As you can see, in both instances, 10 is max effort, while 5 is a sustainable effort. Both lifting and running tend to lend themselves nicely to the RPE scale as a descriptor, theoretically, at least. In practice, it’s much harder to use, especially for lifting. Why? For both, you really need to know yourself as an athlete. And unfortunately, most of us either underestimate our abilities, or we get a little overzealous. We either go too light or too heavy with weights, or we push too hard when we’re not supposed to or go to easy when the goal is to go harder. It takes years of experience as an athlete to know yourself enough to use this method correctly. And so, we prefer to use the percentage scale here at Viking Athletics.
When it comes to weights, percentages are super easy to calculate. You have a max number, and you take the appropriate percentage of that number. Boom, done. We’ve written previously about how percentages are guidelines and can be adjusted if you’re having a crappy day, but at least they give you a very clear starting point.

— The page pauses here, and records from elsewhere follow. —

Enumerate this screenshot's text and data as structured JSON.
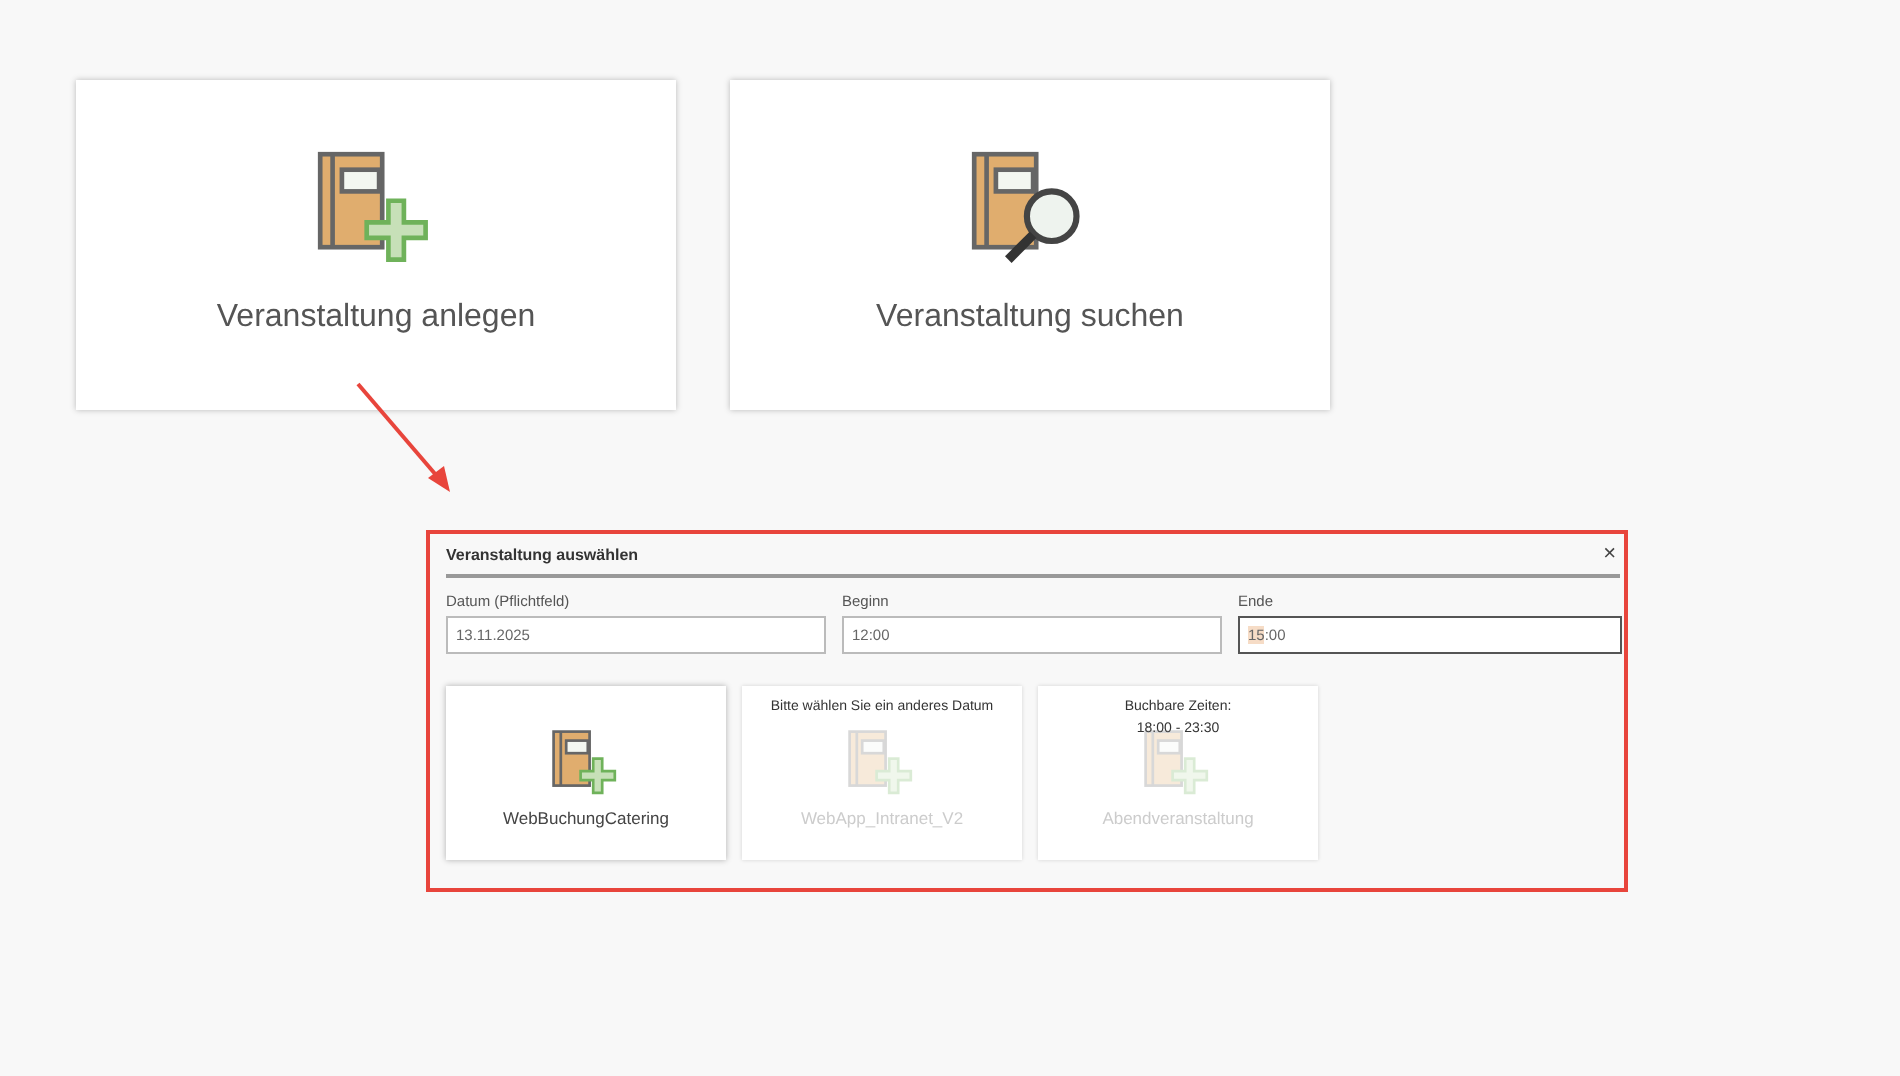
{
  "tiles": [
    {
      "label": "Veranstaltung anlegen",
      "kind": "add"
    },
    {
      "label": "Veranstaltung suchen",
      "kind": "search"
    }
  ],
  "dialog": {
    "title": "Veranstaltung auswählen",
    "close": "×",
    "fields": [
      {
        "label": "Datum (Pflichtfeld)",
        "value": "13.11.2025",
        "focused": false
      },
      {
        "label": "Beginn",
        "value": "12:00",
        "focused": false
      },
      {
        "label": "Ende",
        "value": "15:00",
        "focused": true
      }
    ],
    "events": [
      {
        "name": "WebBuchungCatering",
        "disabled": false
      },
      {
        "name": "WebApp_Intranet_V2",
        "disabled": true,
        "notes": [
          "Bitte wählen Sie ein anderes Datum"
        ]
      },
      {
        "name": "Abendveranstaltung",
        "disabled": true,
        "notes": [
          "Buchbare Zeiten:",
          "18:00 - 23:30"
        ]
      }
    ]
  }
}
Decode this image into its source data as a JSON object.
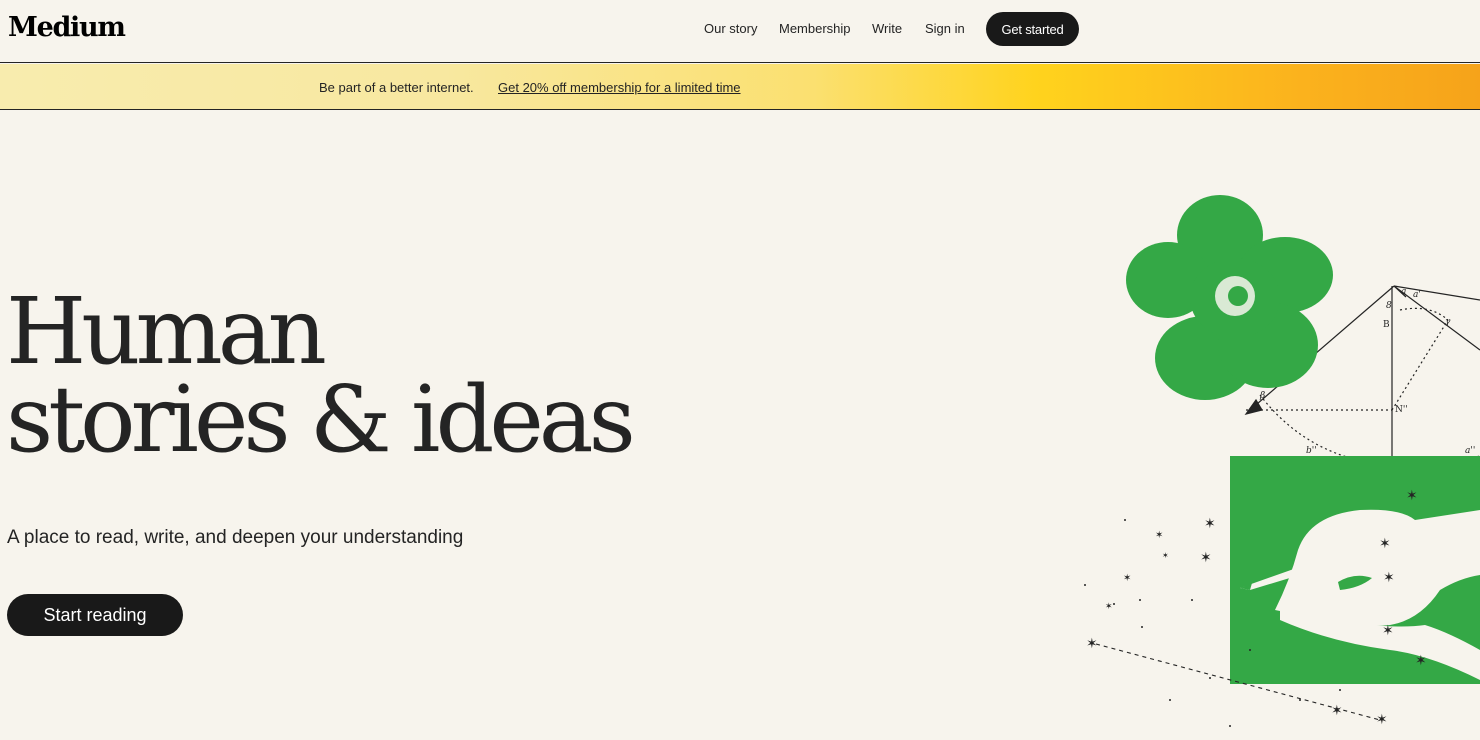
{
  "header": {
    "logo": "Medium",
    "nav": {
      "our_story": "Our story",
      "membership": "Membership",
      "write": "Write",
      "sign_in": "Sign in"
    },
    "cta": "Get started"
  },
  "promo": {
    "text": "Be part of a better internet.",
    "link": "Get 20% off membership for a limited time"
  },
  "hero": {
    "title_line1": "Human",
    "title_line2": "stories & ideas",
    "subtitle": "A place to read, write, and deepen your understanding",
    "button": "Start reading"
  },
  "illustration": {
    "labels": {
      "a_prime": "a'",
      "a_double_prime": "a''",
      "alpha": "a",
      "b_upper": "B",
      "b_double_prime": "b''",
      "b_digit": "8",
      "n_double_prime": "N''",
      "e_upper": "E",
      "gamma": "γ",
      "beta": "β"
    }
  },
  "colors": {
    "background": "#f7f4ed",
    "text": "#242424",
    "button": "#191919",
    "green": "#34a846",
    "banner_start": "#f8ecae",
    "banner_end": "#f6a31a"
  }
}
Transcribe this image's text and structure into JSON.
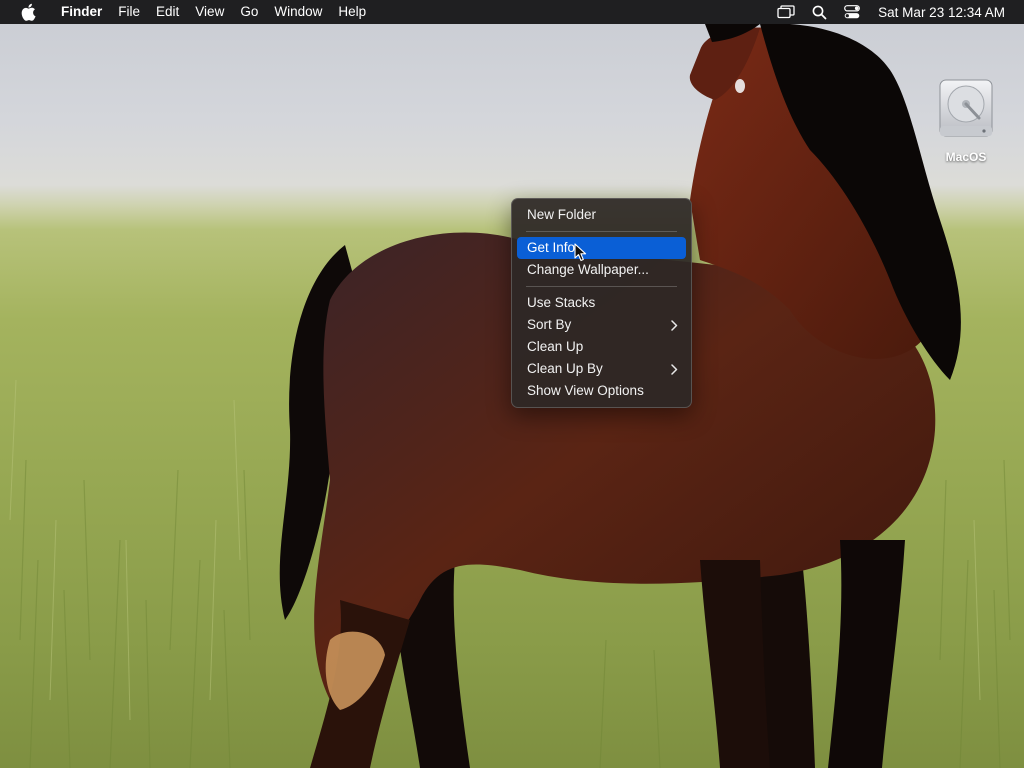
{
  "menubar": {
    "apple_icon": "apple-logo-icon",
    "items": [
      {
        "label": "Finder",
        "bold": true
      },
      {
        "label": "File"
      },
      {
        "label": "Edit"
      },
      {
        "label": "View"
      },
      {
        "label": "Go"
      },
      {
        "label": "Window"
      },
      {
        "label": "Help"
      }
    ],
    "status_icons": [
      "screen-mirroring-icon",
      "spotlight-search-icon",
      "control-center-icon"
    ],
    "clock": "Sat Mar 23  12:34 AM"
  },
  "desktop": {
    "wallpaper": "horse-in-grass-field",
    "icons": [
      {
        "label": "MacOS",
        "icon": "hard-disk-icon"
      }
    ]
  },
  "context_menu": {
    "sections": [
      [
        {
          "label": "New Folder"
        }
      ],
      [
        {
          "label": "Get Info",
          "selected": true
        },
        {
          "label": "Change Wallpaper..."
        }
      ],
      [
        {
          "label": "Use Stacks"
        },
        {
          "label": "Sort By",
          "submenu": true
        },
        {
          "label": "Clean Up"
        },
        {
          "label": "Clean Up By",
          "submenu": true
        },
        {
          "label": "Show View Options"
        }
      ]
    ],
    "selected_color": "#0a5fd6"
  },
  "colors": {
    "menubar_bg": "#1f1f21",
    "menu_bg": "#2d2826",
    "accent": "#0a5fd6"
  }
}
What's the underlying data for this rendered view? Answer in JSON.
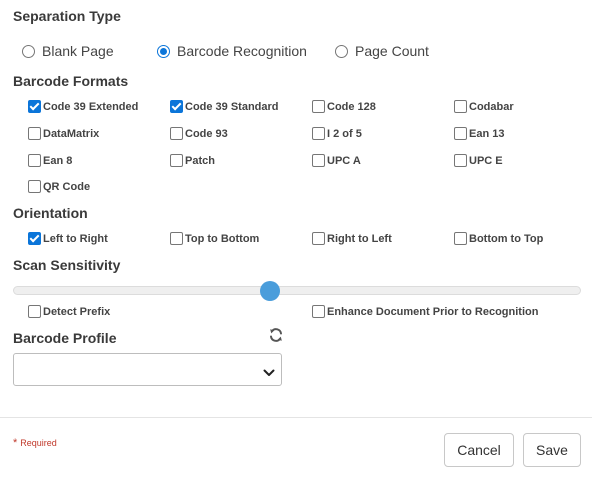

When it comes to metcons, it’s a little more challenging. We tend to describe them in terms of percent effort, because it’s consistent with the way we talk about lifting. If we’re doing row or run intervals, percentages are easy. You have your benchmark pace, and we can assign a certain percentage of it. Or, we can talk about percent of your max heart rate. When we mix and match running, weightlifting, and gymnastics, a percentage alone doesn’t adequately describe the goal. So, we expand a little by talking about individual movements and how they should be broken up. Let’s take a step back and make things a little more general. Below is an all-in-one chart I’ve put together that lumps together RPE and percentages for metcons, along with how it should feel, what the workout should look like, and what YOU should look like when doing it. Enjoy!